MyShrewsReviews: The 12th SHA Secret Supper
20 Oct 2022

The 12th Secret Supper event in aid of Self Help Africa was a big hit with over 200 diners, who embarked on a mystery tour of Shrewsbury restaurants for the evening - raising nearly £6,000 for the Shrewsbury-based charity. Review by My Shrewsbury editor Katy Rink.

The Self Help Africa Secret Suppers have become a major fixture in Shrewsbury’s calendar - and last night saw 228 people meet at Tanners to start the evening with a glass of fizz and find their groups. 

Once we’d located our leader, we headed off up Wyle Cop to, who knew where? 

The whole point of the Secret Suppers is that you don’t know which restaurants you’ll be visiting until you get there! The six 'secret' restaurants taking part last night were: CSONS, The Loopy Shrew, Osteria, Rhubarb at Draper’s Hall, Flame & Flute and Number Four. 

Our starter was in Flame & Flute, on Market Street – I’d often looked through the big glass windows and wondered what it might be like to eat there, so was glad of a chance to step inside. 

Secret Suppers are a great opportunity for restaurants to introduce themselves to new clientele. We enjoyed the ambiance in Flame & Flute - it was buzzing, and full to the rafters with the Secret Supper diners, who mostly come in groups (it’s not really a night for intimate dining - and can be quite loud!). They’re famed for their steak nights on Thurs & Fri evenings, when a steak sharing board and bottle of wine for two starts at £45 - I made a note to give it a try. 

For the Secret Supper starter, they served up a smoked duck and venison pate on toasted brioche, with rocket and a drizzle of sweet balsamic. So far so delicious! 

Smoked duck and venison pate

The starter at Flame & Flute - a hearty portion of smoked duck and venison pate, with a balsamic drizzle

One quick word on drinks for Secret Suppers - order fast and drink even faster! It can be a dangerous game, but you only have one course to finish up, so be careful not to over order. 

From Market Street, we headed out again, catching up with fellow diners as we wove through the town, arriving outside the historic Drapers Hall. 

There was an audible hum of approval from our little crowd - we’d lucked out. Not only is Drapers is a sublime setting for a special dinner, but the resident restaurant Rhubarb has built a fine reputation for well-balanced, delicious seasonal dishes. Built in 1576 as a guildhall, the half-timbered, Grade II listed building still contains some of the original oak tables and benches. The wood-panelled main dining room, with its gargantuan fireplace, was lit by giant candelabras and we dined like kings, thanks to the culinary skills of Rhubarb.

Historic Drapers Hall

A couple enjoys the delights of Rhubarb at Drapers Hall, on the Self Help Africa Secret Supper trail!

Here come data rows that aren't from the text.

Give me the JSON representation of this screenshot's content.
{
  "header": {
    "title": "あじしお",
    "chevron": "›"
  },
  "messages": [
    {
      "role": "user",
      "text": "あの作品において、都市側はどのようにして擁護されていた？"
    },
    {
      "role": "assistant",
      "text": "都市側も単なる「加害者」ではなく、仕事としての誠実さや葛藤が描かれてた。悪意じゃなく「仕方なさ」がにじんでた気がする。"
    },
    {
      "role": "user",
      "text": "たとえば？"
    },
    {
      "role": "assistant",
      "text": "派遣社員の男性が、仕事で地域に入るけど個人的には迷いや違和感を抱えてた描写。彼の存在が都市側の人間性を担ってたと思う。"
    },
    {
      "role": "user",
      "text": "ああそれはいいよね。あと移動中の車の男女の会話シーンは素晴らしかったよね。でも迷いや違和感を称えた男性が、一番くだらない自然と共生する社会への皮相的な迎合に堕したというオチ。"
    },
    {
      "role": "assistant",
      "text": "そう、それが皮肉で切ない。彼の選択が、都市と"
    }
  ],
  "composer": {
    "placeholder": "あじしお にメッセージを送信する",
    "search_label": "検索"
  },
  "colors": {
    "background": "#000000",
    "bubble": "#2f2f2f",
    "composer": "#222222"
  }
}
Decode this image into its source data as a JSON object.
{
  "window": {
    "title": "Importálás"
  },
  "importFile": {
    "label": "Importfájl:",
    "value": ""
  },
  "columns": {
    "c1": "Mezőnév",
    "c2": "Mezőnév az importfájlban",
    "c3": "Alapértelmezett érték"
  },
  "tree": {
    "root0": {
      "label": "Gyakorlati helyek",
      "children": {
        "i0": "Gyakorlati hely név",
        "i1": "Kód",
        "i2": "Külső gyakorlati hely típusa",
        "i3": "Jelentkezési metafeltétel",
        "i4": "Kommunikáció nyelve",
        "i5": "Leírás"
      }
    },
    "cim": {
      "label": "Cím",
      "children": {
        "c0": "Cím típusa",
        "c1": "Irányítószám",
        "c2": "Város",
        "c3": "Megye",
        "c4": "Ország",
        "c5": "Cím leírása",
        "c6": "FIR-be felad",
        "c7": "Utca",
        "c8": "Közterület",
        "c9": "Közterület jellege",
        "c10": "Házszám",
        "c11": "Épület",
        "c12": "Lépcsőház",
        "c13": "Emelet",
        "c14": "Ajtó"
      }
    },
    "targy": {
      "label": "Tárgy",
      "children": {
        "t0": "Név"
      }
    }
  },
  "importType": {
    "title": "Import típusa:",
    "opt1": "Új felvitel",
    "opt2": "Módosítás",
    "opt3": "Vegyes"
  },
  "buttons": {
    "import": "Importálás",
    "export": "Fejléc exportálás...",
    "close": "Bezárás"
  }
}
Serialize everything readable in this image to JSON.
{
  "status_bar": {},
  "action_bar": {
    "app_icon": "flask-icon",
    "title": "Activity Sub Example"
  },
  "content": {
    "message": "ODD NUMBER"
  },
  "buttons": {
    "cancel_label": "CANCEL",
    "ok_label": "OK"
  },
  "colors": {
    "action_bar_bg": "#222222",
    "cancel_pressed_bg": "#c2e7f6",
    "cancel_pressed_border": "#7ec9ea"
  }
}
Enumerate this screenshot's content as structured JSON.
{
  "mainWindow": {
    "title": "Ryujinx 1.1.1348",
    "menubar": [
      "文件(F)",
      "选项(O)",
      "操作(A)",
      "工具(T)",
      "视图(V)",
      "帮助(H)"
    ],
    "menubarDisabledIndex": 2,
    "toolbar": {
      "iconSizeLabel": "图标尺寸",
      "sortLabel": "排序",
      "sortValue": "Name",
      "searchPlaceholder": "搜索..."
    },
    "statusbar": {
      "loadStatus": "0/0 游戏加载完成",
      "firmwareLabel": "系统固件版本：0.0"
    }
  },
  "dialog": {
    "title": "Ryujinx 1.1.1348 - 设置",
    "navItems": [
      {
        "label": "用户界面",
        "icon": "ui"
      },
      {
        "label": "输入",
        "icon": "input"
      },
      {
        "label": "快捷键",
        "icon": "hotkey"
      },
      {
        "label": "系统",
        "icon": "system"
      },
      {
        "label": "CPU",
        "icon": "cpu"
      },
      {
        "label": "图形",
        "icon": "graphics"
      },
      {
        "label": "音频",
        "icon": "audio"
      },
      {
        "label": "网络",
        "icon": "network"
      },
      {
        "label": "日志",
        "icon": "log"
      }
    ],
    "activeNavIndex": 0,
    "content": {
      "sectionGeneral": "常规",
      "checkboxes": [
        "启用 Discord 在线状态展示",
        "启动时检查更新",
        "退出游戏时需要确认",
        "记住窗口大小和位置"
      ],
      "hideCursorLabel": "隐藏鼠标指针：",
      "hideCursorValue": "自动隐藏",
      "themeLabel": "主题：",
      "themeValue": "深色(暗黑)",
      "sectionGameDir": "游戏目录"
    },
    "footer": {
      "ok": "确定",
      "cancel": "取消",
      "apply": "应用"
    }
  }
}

I’ll admit to a little secret regarding these suppers - diners pretty much career between restaurants (and bottles of wine) and perhaps fail to give 100% attention to the offerings. 

I double checked with a friend exactly what we’d enjoyed at Drapers Hall and she came back with (I quote verbatim): “It was pork belly/cheek and something meaty in a tart. Also ? spuds on a bed of something green and a roasted spring onion. I paid zero attention to the food.”

Probably quite helpful feedback for restaurants who think this is the time to wheel out their big guns. There were certainly no complaints at Rhubarb. 

Final stop was Number Four, Butcher Row with its funky, urban interior - we sat upstairs on the mezzanine (the stunning architectural remodelling of this Grade II listed building is worth a visit in itself) and enjoyed a very satisfying sticky toffee pudding. 

Secret Supper at Drapers Hall
Flame and Flute starter

The evening raised £5,749 for Self Help Africa - the Shrewsbury-based charity which helps farming families across sub-Saharan Africa to grow more and earn more from their land and become self-sufficient. 

I have seen the work they do, first hand, on a visit to Uganda a few years back - and they really do transform whole communities. 

Steph Smith, of Self Help Africa, said: “We've been hosting our Shrewsbury Secret Supper event for several years and it continues to grow in popularity, attracting returning guests and new customers alike.  During that time, we've had the pleasure of working alongside so many fantastic restaurants, showcasing the best of Shrewsbury's culinary scene. We're delighted to have raised over £55,000 for Self Help Africa with the support of our host venues, guests and volunteers."

SAVE THE DATE - The next Secret Supper event will be held on Wednesday, April 26, 2023. 

Tickets will go on sale early next year, or email to reserve your place. They sell out fast! 

To find out more about the work of Self Help Africa visit

Sticky Toffee pud